#### Task directions
Tell how many lines in the following entries include the word "which", giving the figure alone.

#### Input for this task
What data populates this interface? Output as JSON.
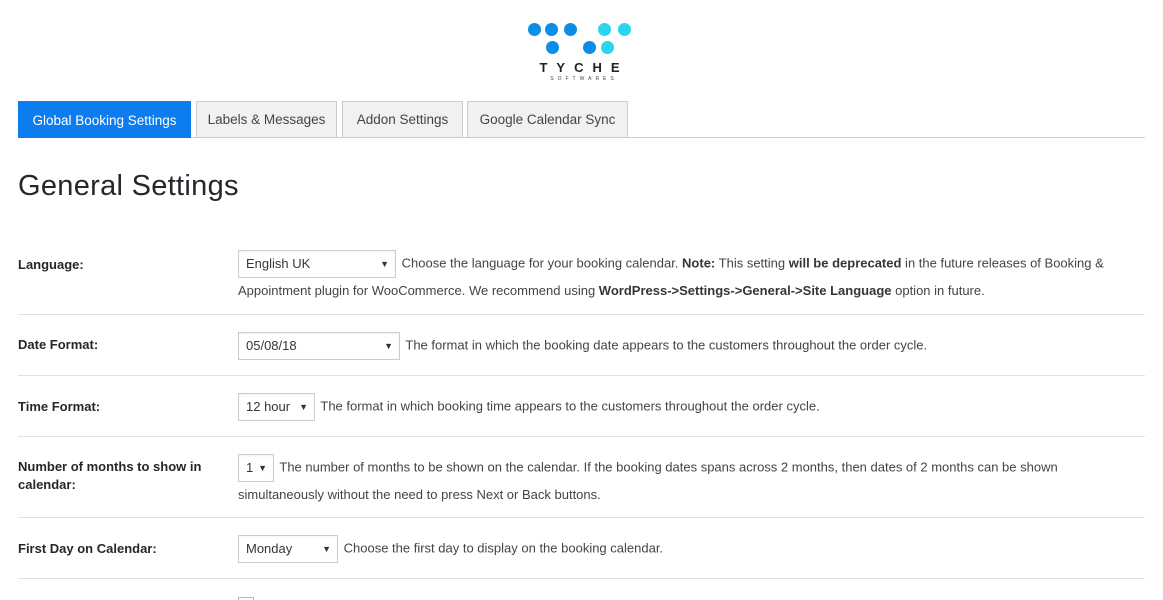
{
  "logo": {
    "brand": "TYCHE",
    "sub": "SOFTWARES",
    "colors": {
      "primary": "#0b8fe6",
      "secondary": "#2bd5f0"
    }
  },
  "tabs": [
    {
      "label": "Global Booking Settings",
      "active": true
    },
    {
      "label": "Labels & Messages",
      "active": false
    },
    {
      "label": "Addon Settings",
      "active": false
    },
    {
      "label": "Google Calendar Sync",
      "active": false
    }
  ],
  "page_title": "General Settings",
  "settings": {
    "language": {
      "label": "Language:",
      "value": "English UK",
      "desc_1": " Choose the language for your booking calendar. ",
      "note": "Note:",
      "desc_2": " This setting ",
      "bold_1": "will be deprecated",
      "desc_3": " in the future releases of Booking & Appointment plugin for WooCommerce. We recommend using ",
      "bold_2": "WordPress->Settings->General->Site Language",
      "desc_4": " option in future."
    },
    "date_format": {
      "label": "Date Format:",
      "value": "05/08/18",
      "desc": " The format in which the booking date appears to the customers throughout the order cycle."
    },
    "time_format": {
      "label": "Time Format:",
      "value": "12 hour",
      "desc": " The format in which booking time appears to the customers throughout the order cycle."
    },
    "months": {
      "label": "Number of months to show in calendar:",
      "value": "1",
      "desc": " The number of months to be shown on the calendar. If the booking dates spans across 2 months, then dates of 2 months can be shown simultaneously without the need to press Next or Back buttons."
    },
    "first_day": {
      "label": "First Day on Calendar:",
      "value": "Monday",
      "desc": " Choose the first day to display on the booking calendar."
    }
  },
  "accent_color": "#0c7cee"
}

#### Task solution
2